  1. Damage. How bad would an attack be?
  2. Reproducibility. How easy is it to reproduce the attack?
  3. Exploitability. How much work is it to launch the attack?
  4. Affected users. How many people will be impacted?
  5. Discoverability. How easy is it to discover the threat?

Using DREAD, you can assess threats by rating each of the five categories, while the sum of all ratings would give you a natural priority list for all threats. Keep in mind that Microsoft stopped using the DREAD model in 2008 because rating can be subjective and inconsistent.


PASTA, or process for attack simulation and threat analysis, is a seven-step, risk-centric approach. Here are its steps:

  1. Define objectives. What is your business trying to achieve?
  2. Define technical scope. What does the story map for your goals look like?
  3. Application decomposition. Breaking the application architecture into its deployable artifacts.
  4. Threat analysis. Consider the threats to your application security.
  5. Vulnerability and weaknesses analysis. Define areas to strengthen.
  6. Attack modeling. Run attack scenarios and evaluate the results.
  7. Risk and impact analysis. Prioritize solutions based on the results.

Kill chain

The cyber kill chain methodology focuses on preventing cyberattacks by breaking them down into seven common stages, which are:

  1. Reconnaissance.
  2. Weaponization.
  3. Delivery.
  4. Exploitation.
  5. Installation.
  6. Command and control.
  7. Actions on objectives.

This method provides a roadmap that highlights the various stages an attacker must go through to complete a successful attack, helping you understand and prepare for the attacker’s tactics. For example, if you know that an attack against your system could use phishing, you can prepare by training your employees.

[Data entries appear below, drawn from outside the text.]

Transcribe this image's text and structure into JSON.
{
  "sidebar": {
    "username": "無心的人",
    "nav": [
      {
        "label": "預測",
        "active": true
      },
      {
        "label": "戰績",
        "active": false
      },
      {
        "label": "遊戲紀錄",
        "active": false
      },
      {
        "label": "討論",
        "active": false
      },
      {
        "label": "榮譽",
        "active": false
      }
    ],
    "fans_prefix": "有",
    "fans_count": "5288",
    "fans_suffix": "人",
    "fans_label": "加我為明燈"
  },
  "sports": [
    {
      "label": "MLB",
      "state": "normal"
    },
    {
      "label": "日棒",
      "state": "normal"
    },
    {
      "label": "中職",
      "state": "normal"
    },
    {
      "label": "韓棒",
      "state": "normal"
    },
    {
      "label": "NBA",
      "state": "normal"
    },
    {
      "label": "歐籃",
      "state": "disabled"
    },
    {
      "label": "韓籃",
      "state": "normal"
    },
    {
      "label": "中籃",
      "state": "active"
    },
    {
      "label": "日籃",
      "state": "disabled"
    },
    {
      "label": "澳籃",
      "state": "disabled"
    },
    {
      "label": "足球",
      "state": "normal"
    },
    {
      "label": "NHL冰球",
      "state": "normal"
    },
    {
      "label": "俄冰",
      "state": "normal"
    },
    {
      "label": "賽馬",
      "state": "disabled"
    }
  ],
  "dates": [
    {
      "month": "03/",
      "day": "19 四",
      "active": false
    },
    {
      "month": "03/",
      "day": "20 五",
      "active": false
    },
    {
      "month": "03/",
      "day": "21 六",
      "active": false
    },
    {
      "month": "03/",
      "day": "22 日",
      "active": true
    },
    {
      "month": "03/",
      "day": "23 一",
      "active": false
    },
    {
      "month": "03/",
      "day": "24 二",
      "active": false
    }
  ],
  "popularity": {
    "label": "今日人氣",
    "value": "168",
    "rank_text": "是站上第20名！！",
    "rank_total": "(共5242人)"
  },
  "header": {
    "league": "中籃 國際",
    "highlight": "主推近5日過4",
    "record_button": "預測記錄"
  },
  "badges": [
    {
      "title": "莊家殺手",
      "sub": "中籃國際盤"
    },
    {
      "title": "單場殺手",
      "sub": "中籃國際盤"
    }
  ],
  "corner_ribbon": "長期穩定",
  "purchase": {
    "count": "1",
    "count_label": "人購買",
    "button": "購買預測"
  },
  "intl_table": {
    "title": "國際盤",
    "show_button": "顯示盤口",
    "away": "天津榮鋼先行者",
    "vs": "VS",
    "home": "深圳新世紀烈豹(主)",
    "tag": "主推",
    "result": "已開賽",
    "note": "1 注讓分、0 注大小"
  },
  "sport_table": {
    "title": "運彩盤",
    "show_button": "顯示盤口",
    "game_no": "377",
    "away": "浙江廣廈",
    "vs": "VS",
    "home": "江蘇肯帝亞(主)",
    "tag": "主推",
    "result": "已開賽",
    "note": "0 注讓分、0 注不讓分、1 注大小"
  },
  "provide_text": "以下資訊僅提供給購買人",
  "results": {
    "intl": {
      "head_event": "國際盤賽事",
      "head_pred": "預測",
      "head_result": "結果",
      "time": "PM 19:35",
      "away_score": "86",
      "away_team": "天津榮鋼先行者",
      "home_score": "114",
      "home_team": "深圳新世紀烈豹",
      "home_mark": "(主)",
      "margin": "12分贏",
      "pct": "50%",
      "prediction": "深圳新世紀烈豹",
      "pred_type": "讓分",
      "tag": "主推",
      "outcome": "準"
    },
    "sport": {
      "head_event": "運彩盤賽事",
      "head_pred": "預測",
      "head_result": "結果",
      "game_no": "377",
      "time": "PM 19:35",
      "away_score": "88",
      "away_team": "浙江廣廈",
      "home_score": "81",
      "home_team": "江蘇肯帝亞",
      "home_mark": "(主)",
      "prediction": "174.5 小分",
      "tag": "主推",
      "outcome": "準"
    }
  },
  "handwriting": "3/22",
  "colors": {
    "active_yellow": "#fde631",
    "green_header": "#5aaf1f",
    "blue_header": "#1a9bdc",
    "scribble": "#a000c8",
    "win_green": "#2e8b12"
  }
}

Threat modeling tools

With plenty of commercial and free products to choose from, picking the right one may seem like an impossible task. Just keep in mind that most threat modeling methodologies can be done with a sheet of paper or a whiteboard.

  • Microsoft’s Threat Modeling tool. This tool a free app developers can use to create threat models. While it’s only available on Windows devices, its capabilities include automation, threat identification, integration with STRIDE, and data flow diagramming.
  • ThreatModeler. Known as the first automated threat modeling tool for businesses, it can help you build software safely from code to deployment, offering features such as asset management, threat libraries, automated report generation, and integration with development tools.
  • OWASP Threat Dragon. Threat Dragon is another open-source threat modeling tool that helps you mitigate potential risks, but it also draws diagrams allowing you to see vulnerable areas more clearly. Threat Dragon supports CIA, STRIDE, and LINDDUN and is available both as a desktop version (Windows, macOS, Linux) and a web app.
  • Security Compass. SDElements by Security Compass is a web-based threat modeling tool created in 2011. Its Balanced Development Automation (BDA) helps companies develop secure applications by automating some critical but labor intensive manual processes.
  • IriusRisk. IriusRisk is a strong, web-based threat modeling and SDL risk management platform that helps ensure security is built into the design process and carried through to production. With its free version, IriusRisk Community Edition, you can use templates to quickly model threats and manage steps to respond.

The best practices of threat modeling

If you’re planning to implement threat modeling in your organization, you should:

  • Consider different methodologies and ways to implement them in your organization. Start as early in the development stage as possible so you can address all your security concerns during the system’s creation phase.
  • Define threat modeling scope and objectives. It’s important to involve all stakeholders in this step because each can bring a unique insight and perspective that would contribute to a more comprehensive threat assessment.
  • Document every step, including identifying threats, vulnerabilities, and mitigation strategies. This will help improve communication between stakeholders and, later, create a thorough threat model.
  • Perform threat modeling regularly, especially if significant changes have been made within the system.